Last edited 12:06 p.m., Nov. 8, 2019
Trysta Herzog isn’t afraid to speak up.
She’s an active voice in the community for women and children who are experiencing homelessness, sexual abuse, domestic violence, substance abuse disorders or mental health.
Herzog does so as a member of the Mayor’s Commission for Children, Me Too Springfield, the Homeless Youth Task Force through the Ozarks Alliance to End Homelessness and the Junior League of Springfield’s At-Risk Youth Committee.
“Having a personal experience of each of those challenges, I am uniquely able to use my story to bring those survivors to the table with me as we discuss issues and solutions facing that population,” she says. “No one chooses to be homeless, and once you are, the stigma alone can keep you there forever.”

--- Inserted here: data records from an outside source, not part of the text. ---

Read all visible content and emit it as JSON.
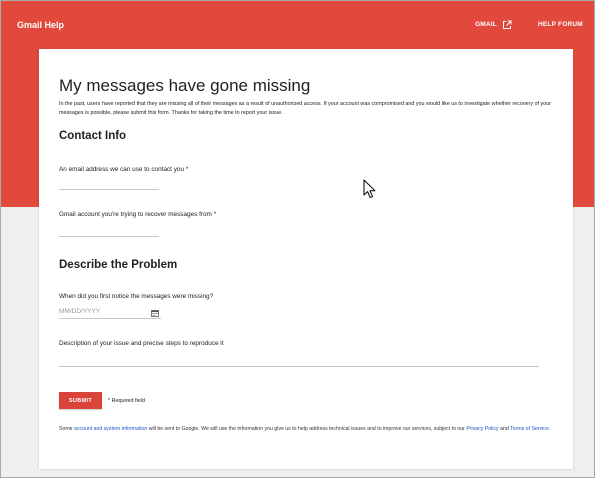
{
  "header": {
    "brand": "Gmail Help",
    "gmail_link": "GMAIL",
    "help_forum_link": "HELP FORUM",
    "external_icon": "external-link-icon"
  },
  "form": {
    "title": "My messages have gone missing",
    "intro": "In the past, users have reported that they are missing all of their messages as a result of unauthorized access. If your account was compromised and you would like us to investigate whether recovery of your messages is possible, please submit this form. Thanks for taking the time to report your issue.",
    "contact_section": "Contact Info",
    "email_label": "An email address we can use to contact you *",
    "email_value": "",
    "account_label": "Gmail account you're trying to recover messages from *",
    "account_value": "",
    "problem_section": "Describe the Problem",
    "date_label": "When did you first notice the messages were missing?",
    "date_placeholder": "MM/DD/YYYY",
    "calendar_icon": "calendar-icon",
    "description_label": "Description of your issue and precise steps to reproduce it",
    "description_value": "",
    "submit_label": "SUBMIT",
    "required_note": "* Required field"
  },
  "footer": {
    "text_1": "Some ",
    "link_account_info": "account and system information",
    "text_2": " will be sent to Google. We will use the information you give us to help address technical issues and to improve our services, subject to our ",
    "link_privacy": "Privacy Policy",
    "text_3": " and ",
    "link_terms": "Terms of Service",
    "text_4": "."
  },
  "colors": {
    "brand_red": "#e0493c",
    "submit_red": "#d9453a",
    "link_blue": "#1a56c8"
  }
}
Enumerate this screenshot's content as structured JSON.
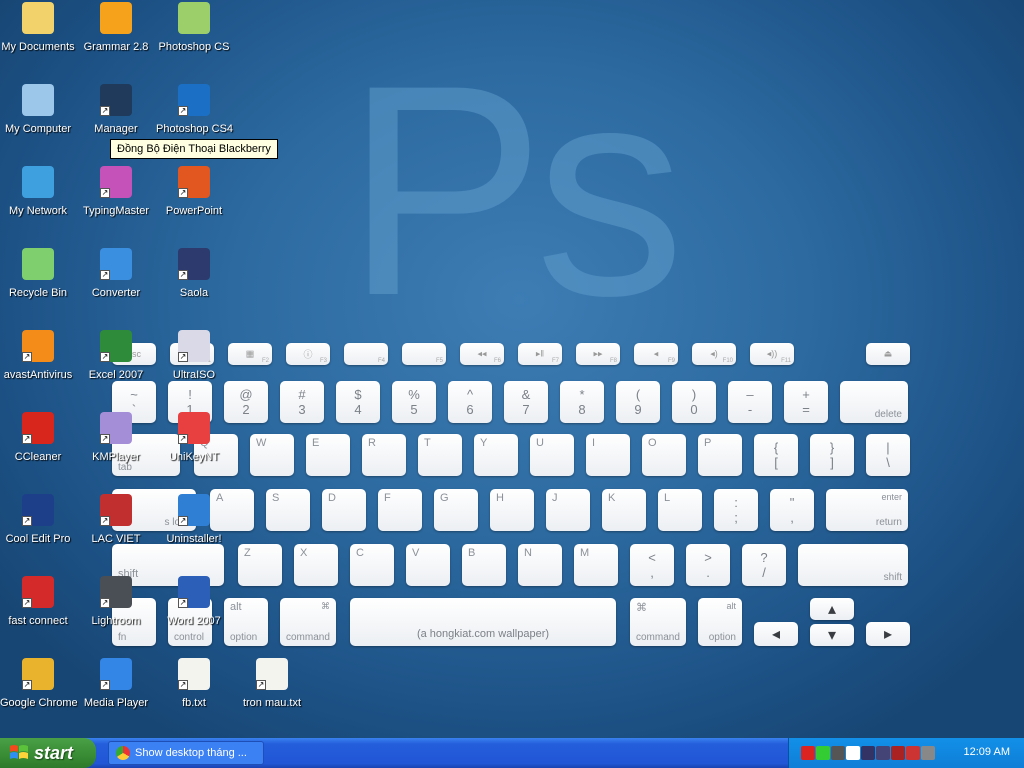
{
  "wallpaper": {
    "logo_text": "Ps",
    "space_label": "(a hongkiat.com wallpaper)"
  },
  "desktop_icons": [
    {
      "label": "My Documents",
      "icon": "folder-icon",
      "color": "#f2d36b"
    },
    {
      "label": "Grammar 2.8",
      "icon": "star-icon",
      "color": "#f7a21b"
    },
    {
      "label": "Photoshop CS",
      "icon": "feather-icon",
      "color": "#9ccf6a"
    },
    {
      "label": "My Computer",
      "icon": "computer-icon",
      "color": "#9cc6ea"
    },
    {
      "label": "Manager",
      "icon": "blackberry-icon",
      "color": "#1f3a5a"
    },
    {
      "label": "Photoshop CS4",
      "icon": "ps-icon",
      "color": "#1b6fc4"
    },
    {
      "label": "My Network",
      "icon": "globe-icon",
      "color": "#3fa0e0"
    },
    {
      "label": "TypingMaster",
      "icon": "typingmaster-icon",
      "color": "#c552b8"
    },
    {
      "label": "PowerPoint",
      "icon": "powerpoint-icon",
      "color": "#e2561f"
    },
    {
      "label": "Recycle Bin",
      "icon": "recycle-bin-icon",
      "color": "#7fcf6e"
    },
    {
      "label": "Converter",
      "icon": "converter-icon",
      "color": "#3b8fe0"
    },
    {
      "label": "Saola",
      "icon": "saola-icon",
      "color": "#2c3a6e"
    },
    {
      "label": "avastAntivirus",
      "icon": "avast-icon",
      "color": "#f48c1a"
    },
    {
      "label": "Excel 2007",
      "icon": "excel-icon",
      "color": "#2e8b3a"
    },
    {
      "label": "UltraISO",
      "icon": "disc-icon",
      "color": "#d9d9e8"
    },
    {
      "label": "CCleaner",
      "icon": "ccleaner-icon",
      "color": "#d8261c"
    },
    {
      "label": "KMPlayer",
      "icon": "kmplayer-icon",
      "color": "#a48ed8"
    },
    {
      "label": "UniKeyNT",
      "icon": "unikey-icon",
      "color": "#e84040"
    },
    {
      "label": "Cool Edit Pro",
      "icon": "cooledit-icon",
      "color": "#1d3f8a"
    },
    {
      "label": "LAC VIET",
      "icon": "lacviet-icon",
      "color": "#c22f2f"
    },
    {
      "label": "Uninstaller!",
      "icon": "uninstaller-icon",
      "color": "#2f7fd4"
    },
    {
      "label": "fast connect",
      "icon": "fastconnect-icon",
      "color": "#d42a2a"
    },
    {
      "label": "Lightroom",
      "icon": "lightroom-icon",
      "color": "#4a4f55"
    },
    {
      "label": "Word 2007",
      "icon": "word-icon",
      "color": "#2b5fb8"
    },
    {
      "label": "Google Chrome",
      "icon": "chrome-icon",
      "color": "#e9b32d"
    },
    {
      "label": "Media Player",
      "icon": "media-player-icon",
      "color": "#3385e6"
    },
    {
      "label": "fb.txt",
      "icon": "text-file-icon",
      "color": "#f4f4ef"
    },
    {
      "label": "tron mau.txt",
      "icon": "text-file-icon",
      "color": "#f4f4ef"
    }
  ],
  "tooltip": "Đồng Bộ Điện Thoại Blackberry",
  "keyboard": {
    "row0": [
      "esc",
      "☼",
      "▦",
      "ⓘ",
      "",
      "",
      "◂◂",
      "▸‖",
      "▸▸",
      "◂",
      "◂)",
      "◂))",
      "⏏"
    ],
    "row1": [
      {
        "top": "~",
        "bot": "`"
      },
      {
        "top": "!",
        "bot": "1"
      },
      {
        "top": "@",
        "bot": "2"
      },
      {
        "top": "#",
        "bot": "3"
      },
      {
        "top": "$",
        "bot": "4"
      },
      {
        "top": "%",
        "bot": "5"
      },
      {
        "top": "^",
        "bot": "6"
      },
      {
        "top": "&",
        "bot": "7"
      },
      {
        "top": "*",
        "bot": "8"
      },
      {
        "top": "(",
        "bot": "9"
      },
      {
        "top": ")",
        "bot": "0"
      },
      {
        "top": "–",
        "bot": "-"
      },
      {
        "top": "+",
        "bot": "="
      }
    ],
    "delete": "delete",
    "tab": "tab",
    "row2_letters": [
      "Q",
      "W",
      "E",
      "R",
      "T",
      "Y",
      "U",
      "I",
      "O",
      "P"
    ],
    "row2_sym": [
      {
        "top": "{",
        "bot": "["
      },
      {
        "top": "}",
        "bot": "]"
      },
      {
        "top": "|",
        "bot": "\\"
      }
    ],
    "caps": "s lock",
    "row3_letters": [
      "A",
      "S",
      "D",
      "F",
      "G",
      "H",
      "J",
      "K",
      "L"
    ],
    "row3_sym": [
      {
        "top": ":",
        "bot": ";"
      },
      {
        "top": "\"",
        "bot": ","
      }
    ],
    "enter_top": "enter",
    "enter_bot": "return",
    "shift": "shift",
    "row4_letters": [
      "Z",
      "X",
      "C",
      "V",
      "B",
      "N",
      "M"
    ],
    "row4_sym": [
      {
        "top": "<",
        "bot": ","
      },
      {
        "top": ">",
        "bot": "."
      },
      {
        "top": "?",
        "bot": "/"
      }
    ],
    "fn": "fn",
    "control": "control",
    "alt": "alt",
    "option": "option",
    "cmd_sym": "⌘",
    "command": "command"
  },
  "taskbar": {
    "start": "start",
    "task_label": "Show desktop tháng ...",
    "clock": "12:09 AM",
    "tray_colors": [
      "#d22",
      "#3c3",
      "#555",
      "#fff",
      "#336",
      "#447",
      "#a22",
      "#c33",
      "#888"
    ]
  }
}
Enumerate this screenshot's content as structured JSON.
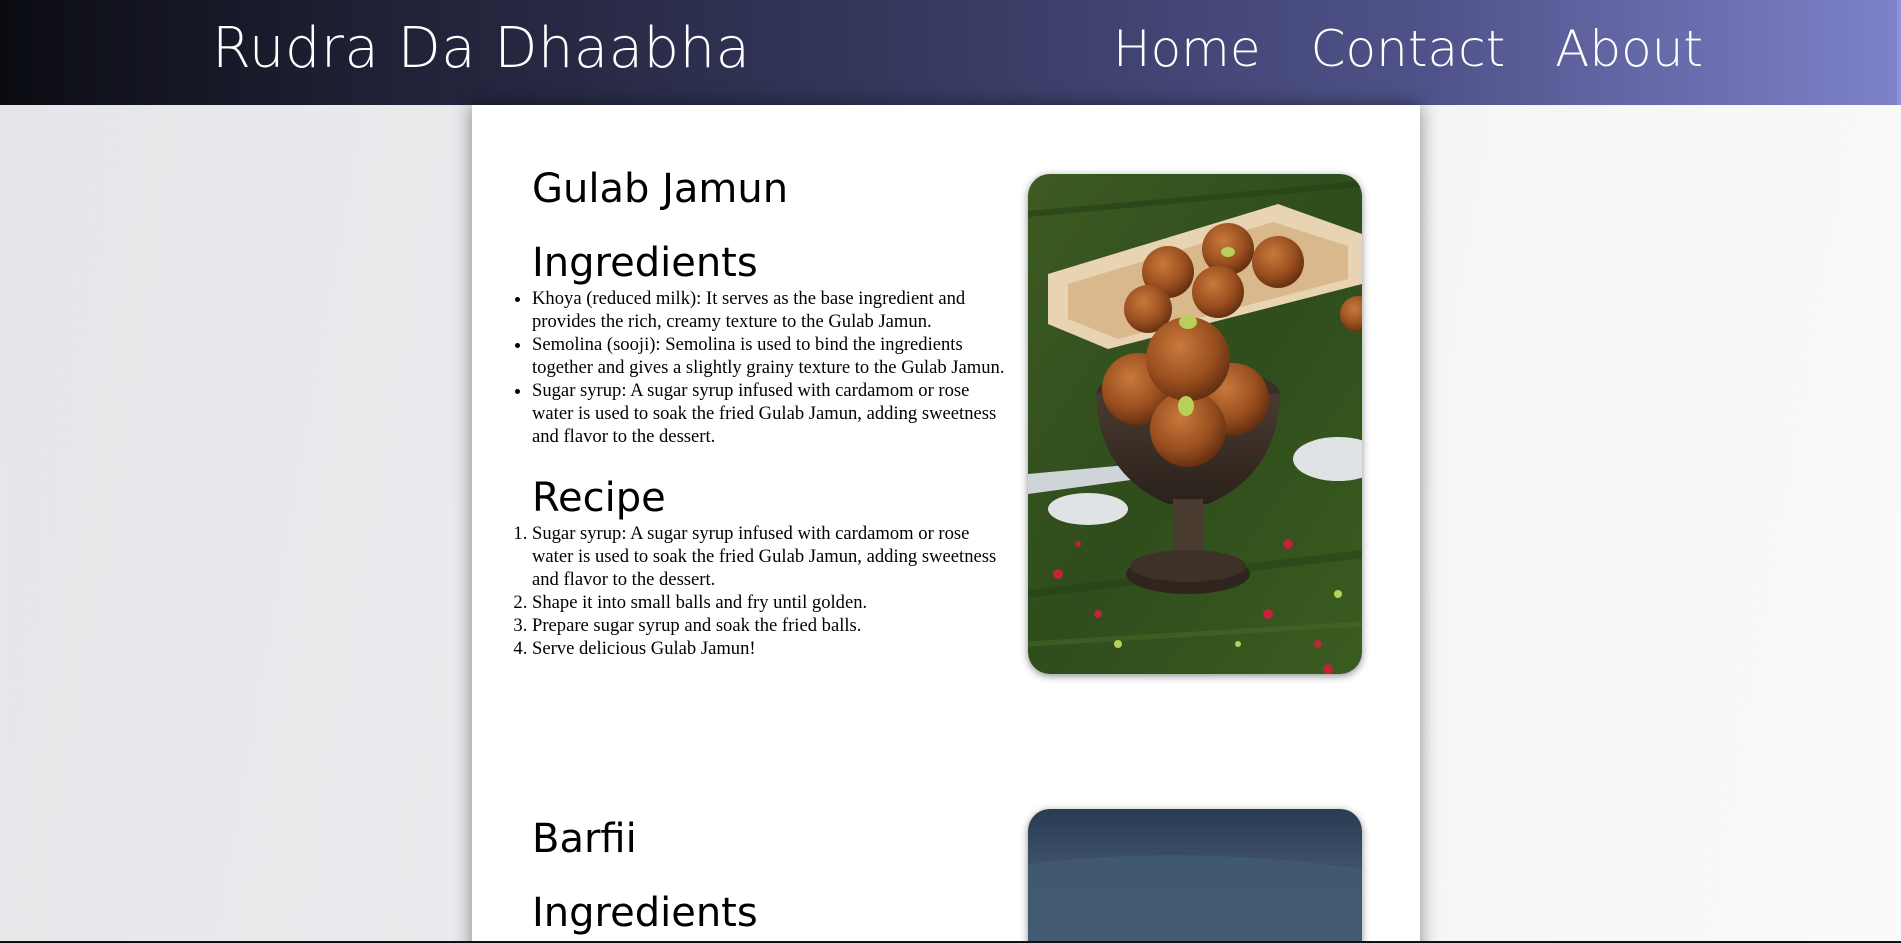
{
  "navbar": {
    "brand": "Rudra Da Dhaabha",
    "links": [
      {
        "label": "Home"
      },
      {
        "label": "Contact"
      },
      {
        "label": "About"
      }
    ]
  },
  "dishes": [
    {
      "title": "Gulab Jamun",
      "ingredients_heading": "Ingredients",
      "ingredients": [
        "Khoya (reduced milk): It serves as the base ingredient and provides the rich, creamy texture to the Gulab Jamun.",
        "Semolina (sooji): Semolina is used to bind the ingredients together and gives a slightly grainy texture to the Gulab Jamun.",
        "Sugar syrup: A sugar syrup infused with cardamom or rose water is used to soak the fried Gulab Jamun, adding sweetness and flavor to the dessert."
      ],
      "recipe_heading": "Recipe",
      "recipe": [
        "Sugar syrup: A sugar syrup infused with cardamom or rose water is used to soak the fried Gulab Jamun, adding sweetness and flavor to the dessert.",
        "Shape it into small balls and fry until golden.",
        "Prepare sugar syrup and soak the fried balls.",
        "Serve delicious Gulab Jamun!"
      ]
    },
    {
      "title": "Barfii",
      "ingredients_heading": "Ingredients"
    }
  ]
}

Herzog knows she can’t solve the problems in Springfield alone.
“We must have a unified vision for what that even looks like and bring many voices to the table to hash out what the framework and action steps are,” she says, “and then pass the microphone to those who are not like me or you, so their experience can be validated to make this the most beautifully inclusive place to live and work.”
Herzog was the first whistleblower in 2017 of the alleged misuse of public funds in Greene County, which resulted in a state auditor’s investigation. She was serving as the director of communications and public engagement for the county at the time.
“Frankly, it was isolating and terrifying … witnessing the mistreatment of others, standing by as laws were being flouted and facing daily intimidation to stay silent. It was a risk I felt compelled to take,” Herzog says.
After Herzog left her job at the county, she joined Big Brothers Big Sisters of the Ozarks Inc. as chief relations officer. However, amid budget cuts earlier this year, the nonprofit could no longer fund her position.
The next step was starting her own company, Monarch Marketing and Business Solutions LLC, in September.
She says she’s hopeful to work with both nonprofits and private companies.
“(Nonprofits) need to be able to tell their stories in compelling ways so that donors will commit and the community will rally behind what they’re doing,” she says. “I foresee it being a little harder each year for nonprofits to be able to have those key communications and marketing professionals.”
Before working for Greene County, she was the strategic communications specialist at Missouri State University, co-publisher at From Our Nest Publications LLC and editor for a quarterly journal, Inside Homeland Security.
A pair of area medical colleges that received state grant funding in the fall are now investing the funds toward technology and new programs with the intent of attracting more students to the nursing profession.